Knesset approves extension of biometric database pilot

Criticism of database mentions exposing citizens to a new level of invasion of their privacy rights.

March 29, 2016 21:15
2 minute read.
A person uses a sensor for biometric identification on a smartphone in Berlin

A person uses a sensor for biometric identification on a smartphone in Berlin. (photo credit: REUTERS)


Dear Reader,
As you can imagine, more people are reading The Jerusalem Post than ever before. Nevertheless, traditional business models are no longer sustainable and high-quality publications, like ours, are being forced to look for new ways to keep going. Unlike many other news organizations, we have not put up a paywall. We want to keep our journalism open and accessible and be able to keep providing you with news and analyses from the frontlines of Israel, the Middle East and the Jewish World.

As one of our loyal readers, we ask you to be our partner.

For $5 a month you will receive access to the following:

  • A user experience almost completely free of ads
  • Access to our Premium Section
  • Content from the award-winning Jerusalem Report and our monthly magazine to learn Hebrew - Ivrit
  • A brand new ePaper featuring the daily newspaper as it appears in print in Israel

Help us grow and continue telling Israel’s story to the world.

Thank you,

Ronit Hasin-Hochman, CEO, Jerusalem Post Group
Yaakov Katz, Editor-in-Chief


The Knesset on Tuesday voted 41-32 in favor of a nine-month extension of the current biometric database pilot program despite signs that support for the initiative, even within the coalition, has eroded somewhat.

The vote ratified a request by Interior Minister Arye Deri on Sunday for an extension until December 31, 2016 to better learn the issues since he is relatively new in the job.

Be the first to know - Join our Facebook page.

The reduced support is a result of a representative of the program admitting last week that the database is not leak-proof, an issue coalition chairman Tzachi Hanegbi (Likud) noted bothered him as well and could lead him to eventually vote down the program.

Last week, the Movement for Digital Rights slammed the admission by Naama Ben Zvi Riblis, a lawyer for the Biometric Database Authority, as proof that validated its attack on the entire new biometric database idea as exposing citizens to a new level of invasion of their privacy rights.

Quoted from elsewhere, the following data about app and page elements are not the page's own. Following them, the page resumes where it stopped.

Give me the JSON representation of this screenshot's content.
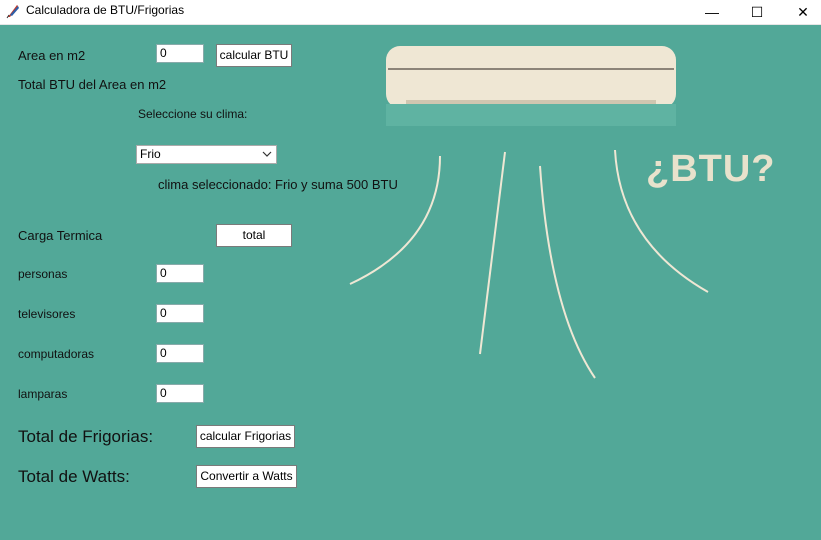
{
  "window": {
    "title": "Calculadora de BTU/Frigorias",
    "minimize": "—",
    "maximize": "☐",
    "close": "✕"
  },
  "area": {
    "label": "Area en m2",
    "value": "0",
    "button": "calcular BTU",
    "total_label": "Total BTU del Area en m2"
  },
  "clima": {
    "prompt": "Seleccione su clima:",
    "selected": "Frio",
    "status": "clima seleccionado: Frio y suma 500 BTU"
  },
  "carga": {
    "label": "Carga Termica",
    "button": "total",
    "rows": [
      {
        "label": "personas",
        "value": "0"
      },
      {
        "label": "televisores",
        "value": "0"
      },
      {
        "label": "computadoras",
        "value": "0"
      },
      {
        "label": "lamparas",
        "value": "0"
      }
    ]
  },
  "frigorias": {
    "label": "Total de Frigorias:",
    "button": "calcular Frigorias"
  },
  "watts": {
    "label": "Total de Watts:",
    "button": "Convertir a Watts"
  },
  "illustration": {
    "headline": "¿BTU?",
    "colors": {
      "unit": "#efe7d4",
      "airflow": "#efe7d4",
      "background": "#52a898"
    }
  }
}
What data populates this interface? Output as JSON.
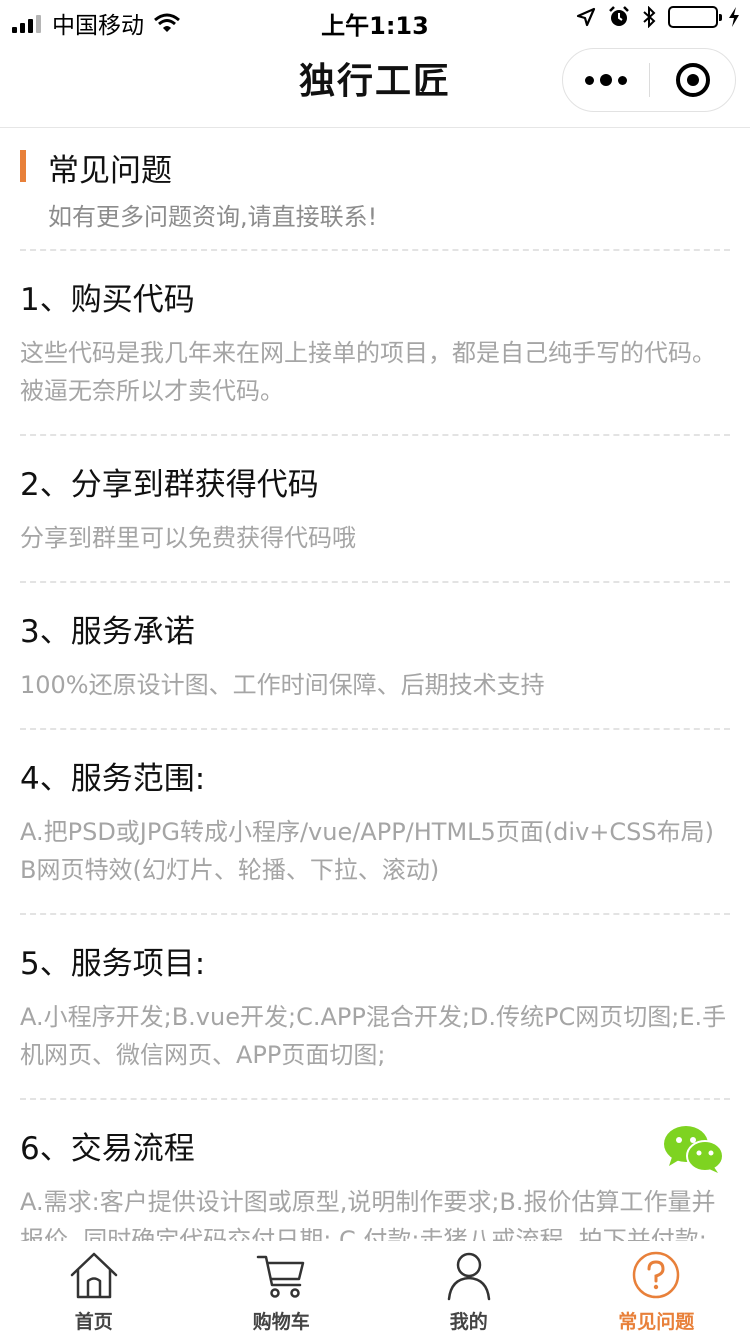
{
  "status_bar": {
    "carrier": "中国移动",
    "time": "上午1:13"
  },
  "nav": {
    "title": "独行工匠"
  },
  "header": {
    "title": "常见问题",
    "subtitle": "如有更多问题资询,请直接联系!"
  },
  "faq": [
    {
      "question": "1、购买代码",
      "answer": "这些代码是我几年来在网上接单的项目，都是自己纯手写的代码。被逼无奈所以才卖代码。"
    },
    {
      "question": "2、分享到群获得代码",
      "answer": "分享到群里可以免费获得代码哦"
    },
    {
      "question": "3、服务承诺",
      "answer": "100%还原设计图、工作时间保障、后期技术支持"
    },
    {
      "question": "4、服务范围:",
      "answer": "A.把PSD或JPG转成小程序/vue/APP/HTML5页面(div+CSS布局)B网页特效(幻灯片、轮播、下拉、滚动)"
    },
    {
      "question": "5、服务项目:",
      "answer": "A.小程序开发;B.vue开发;C.APP混合开发;D.传统PC网页切图;E.手机网页、微信网页、APP页面切图;"
    },
    {
      "question": "6、交易流程",
      "answer": "A.需求:客户提供设计图或原型,说明制作要求;B.报价估算工作量并报价, 同时确定代码交付日期; C.付款:走猪八戒流程, 拍下并付款; D.验收: 交付代码并发货,验收合格后确认收货并好评"
    }
  ],
  "tabs": [
    {
      "label": "首页",
      "icon": "home-icon"
    },
    {
      "label": "购物车",
      "icon": "cart-icon"
    },
    {
      "label": "我的",
      "icon": "user-icon"
    },
    {
      "label": "常见问题",
      "icon": "question-icon"
    }
  ],
  "colors": {
    "accent": "#e8803a",
    "question_text": "#111111",
    "answer_text": "#a5a5a5",
    "wechat_green": "#7ed321"
  }
}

The NGO’s lawyer, Yehonatan Kleigar, stated, “At this meeting they put the truth on the table for the first time” as the authority “said on the record that the working assumption was that the entire biometric database would be hacked… and now we are not the only ones who are saying this… so why do we need this? Why take the risk?” Asked about the admission of how easily the database could be hacked, Knesset Constitution, Law and Justice Committee chairman Nissan Slomiansky’s spokesman said he did not remember the authority saying that, but, surprisingly, if they did say that, the chairman still “had no position” on whether this should impact moving forward.

Committee spokesman Shimon Malka said the authority making the admission of “no one will sign an insurance form that the database will never be hacked” was correct, while suggesting that the NGO had taken the statement a little bit further than what was said.

The initial pilot program started in June 2013 and expired in June 2015, but former interior minister Silvan Shalom had already extended the program nine months, with that extension due to expire soon.


Slomiansky summarized the views at the hearing as mostly agreeing that the biometric cards were positive developments, but with a debate about whether to continue the database.

Ben Zvi Riblis, in contrast, said the database should be continued, but that possibly it would only contain facial recognition data and not fingerprint data.

The phenomenon of forging false identity cards led the Knesset to authorize the pilot for new identity cards in 2009 and to authorize managing the database in August 2011.

Lahav Harkov contributed to this story.

Join Jerusalem Post Premium Plus now for just $5 and upgrade your experience with an ads-free website and exclusive content. Click here>>

Related Content

October 17, 2018
Multiple women accuse veteran Israeli reporter of sexual assault